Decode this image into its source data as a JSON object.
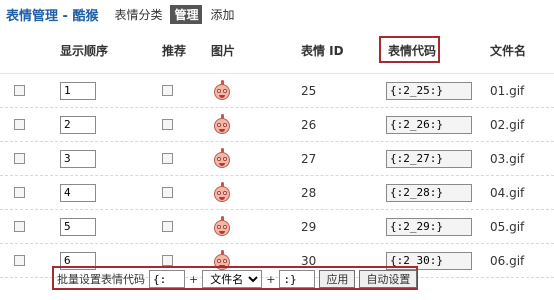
{
  "header": {
    "title": "表情管理 - 酷猴",
    "subnav": [
      "表情分类",
      "管理",
      "添加"
    ]
  },
  "table": {
    "columns": [
      "显示顺序",
      "推荐",
      "图片",
      "表情 ID",
      "表情代码",
      "文件名"
    ],
    "rows": [
      {
        "order": "1",
        "id": "25",
        "code": "{:2_25:}",
        "file": "01.gif"
      },
      {
        "order": "2",
        "id": "26",
        "code": "{:2_26:}",
        "file": "02.gif"
      },
      {
        "order": "3",
        "id": "27",
        "code": "{:2_27:}",
        "file": "03.gif"
      },
      {
        "order": "4",
        "id": "28",
        "code": "{:2_28:}",
        "file": "04.gif"
      },
      {
        "order": "5",
        "id": "29",
        "code": "{:2_29:}",
        "file": "05.gif"
      },
      {
        "order": "6",
        "id": "30",
        "code": "{:2_30:}",
        "file": "06.gif"
      }
    ]
  },
  "batch": {
    "label": "批量设置表情代码",
    "prefix": "{:",
    "plus1": "+",
    "select_value": "文件名",
    "plus2": "+",
    "suffix": ":}",
    "apply": "应用",
    "auto": "自动设置"
  }
}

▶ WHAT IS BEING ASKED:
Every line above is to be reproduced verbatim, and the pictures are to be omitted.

▶ WRITTEN SOLUTION:
Decode this image into its source data as a JSON object.
{
  "header": {
    "title": "表情管理 - 酷猴",
    "subnav": [
      "表情分类",
      "管理",
      "添加"
    ]
  },
  "table": {
    "columns": [
      "显示顺序",
      "推荐",
      "图片",
      "表情 ID",
      "表情代码",
      "文件名"
    ],
    "rows": [
      {
        "order": "1",
        "id": "25",
        "code": "{:2_25:}",
        "file": "01.gif"
      },
      {
        "order": "2",
        "id": "26",
        "code": "{:2_26:}",
        "file": "02.gif"
      },
      {
        "order": "3",
        "id": "27",
        "code": "{:2_27:}",
        "file": "03.gif"
      },
      {
        "order": "4",
        "id": "28",
        "code": "{:2_28:}",
        "file": "04.gif"
      },
      {
        "order": "5",
        "id": "29",
        "code": "{:2_29:}",
        "file": "05.gif"
      },
      {
        "order": "6",
        "id": "30",
        "code": "{:2_30:}",
        "file": "06.gif"
      }
    ]
  },
  "batch": {
    "label": "批量设置表情代码",
    "prefix": "{:",
    "plus1": "+",
    "select_value": "文件名",
    "plus2": "+",
    "suffix": ":}",
    "apply": "应用",
    "auto": "自动设置"
  }
}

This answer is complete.